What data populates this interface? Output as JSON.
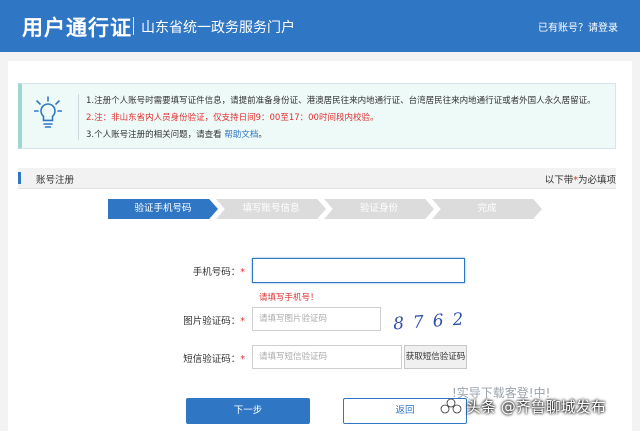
{
  "header": {
    "brand": "用户通行证",
    "subtitle": "山东省统一政务服务门户",
    "login_link": "已有账号？请登录"
  },
  "notice": {
    "icon": "lightbulb-icon",
    "line1": "1.注册个人账号时需要填写证件信息，请提前准备身份证、港澳居民往来内地通行证、台湾居民往来内地通行证或者外国人永久居留证。",
    "line2": "2.注：非山东省内人员身份验证，仅支持日间9：00至17：00时间段内校验。",
    "line3_prefix": "3.个人账号注册的相关问题，请查看",
    "help_link": "帮助文档",
    "line3_suffix": "。"
  },
  "section": {
    "title": "账号注册",
    "required_prefix": "以下带",
    "required_star": "*",
    "required_suffix": "为必填项"
  },
  "steps": [
    "验证手机号码",
    "填写账号信息",
    "验证身份",
    "完成"
  ],
  "form": {
    "phone_label": "手机号码：",
    "phone_value": "",
    "phone_error": "请填写手机号！",
    "captcha_label": "图片验证码：",
    "captcha_placeholder": "请填写图片验证码",
    "captcha_text": "8762",
    "sms_label": "短信验证码：",
    "sms_placeholder": "请填写短信验证码",
    "sms_button": "获取短信验证码",
    "required_mark": "*"
  },
  "buttons": {
    "next": "下一步",
    "back": "返回"
  },
  "overlay": {
    "ghost_text": "!实导下载客登!中!",
    "watermark": "头条 @齐鲁聊城发布"
  },
  "colors": {
    "primary": "#2f76c5",
    "error": "#e13131"
  }
}
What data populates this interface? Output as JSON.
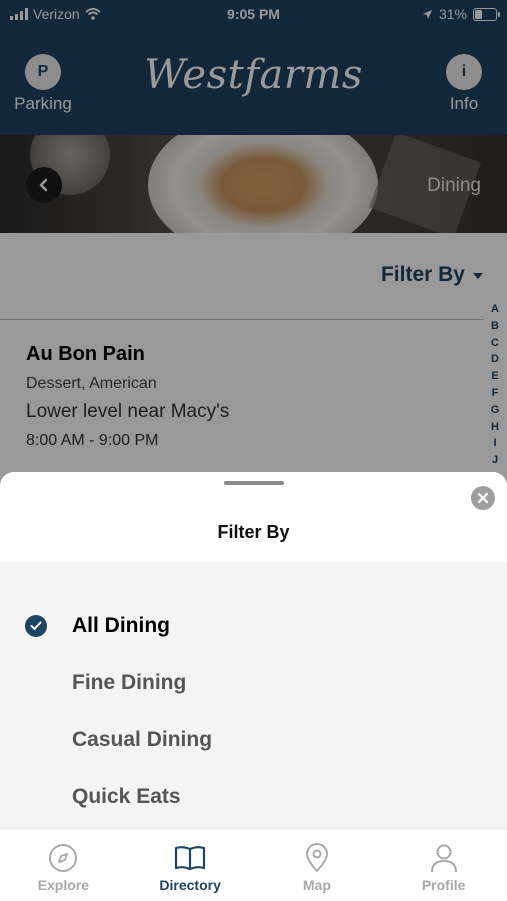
{
  "status_bar": {
    "carrier": "Verizon",
    "time": "9:05 PM",
    "battery": "31%"
  },
  "header": {
    "left_button": {
      "icon_letter": "P",
      "label": "Parking"
    },
    "title": "Westfarms",
    "right_button": {
      "icon_letter": "i",
      "label": "Info"
    }
  },
  "hero": {
    "label": "Dining"
  },
  "directory": {
    "filter_label": "Filter By",
    "alphabet": [
      "A",
      "B",
      "C",
      "D",
      "E",
      "F",
      "G",
      "H",
      "I",
      "J"
    ],
    "items": [
      {
        "name": "Au Bon Pain",
        "categories": "Dessert, American",
        "location": "Lower level near Macy's",
        "hours": "8:00 AM - 9:00 PM"
      }
    ]
  },
  "filter_sheet": {
    "title": "Filter By",
    "options": [
      {
        "label": "All Dining",
        "selected": true
      },
      {
        "label": "Fine Dining",
        "selected": false
      },
      {
        "label": "Casual Dining",
        "selected": false
      },
      {
        "label": "Quick Eats",
        "selected": false
      }
    ]
  },
  "tab_bar": {
    "tabs": [
      {
        "label": "Explore",
        "icon": "compass-icon",
        "active": false
      },
      {
        "label": "Directory",
        "icon": "book-icon",
        "active": true
      },
      {
        "label": "Map",
        "icon": "map-pin-icon",
        "active": false
      },
      {
        "label": "Profile",
        "icon": "person-icon",
        "active": false
      }
    ]
  },
  "colors": {
    "brand": "#1e4462",
    "inactive_tab": "#a9a9a9"
  }
}
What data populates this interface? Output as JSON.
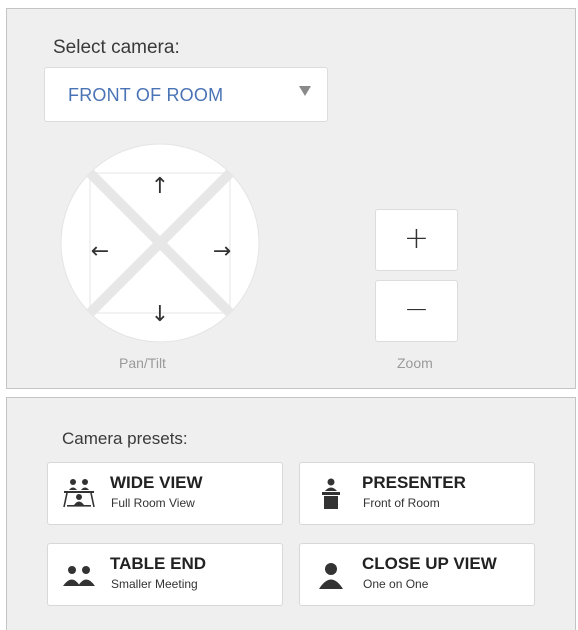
{
  "camera": {
    "heading": "Select camera:",
    "selected": "FRONT OF ROOM",
    "pantilt_label": "Pan/Tilt",
    "zoom_label": "Zoom",
    "zoom_in": "+",
    "zoom_out": "−",
    "arrows": {
      "up": "↑",
      "left": "←",
      "right": "→",
      "down": "↓"
    }
  },
  "presets": {
    "heading": "Camera presets:",
    "items": [
      {
        "title": "WIDE VIEW",
        "subtitle": "Full Room View",
        "icon": "group-table-icon"
      },
      {
        "title": "PRESENTER",
        "subtitle": "Front of Room",
        "icon": "presenter-podium-icon"
      },
      {
        "title": "TABLE END",
        "subtitle": "Smaller Meeting",
        "icon": "two-people-icon"
      },
      {
        "title": "CLOSE UP VIEW",
        "subtitle": "One on One",
        "icon": "single-person-icon"
      }
    ]
  },
  "colors": {
    "accent": "#4a73b5",
    "panel": "#efefef",
    "border": "#c4c4c4"
  }
}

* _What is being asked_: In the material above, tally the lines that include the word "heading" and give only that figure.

* _Exercise solution_: 2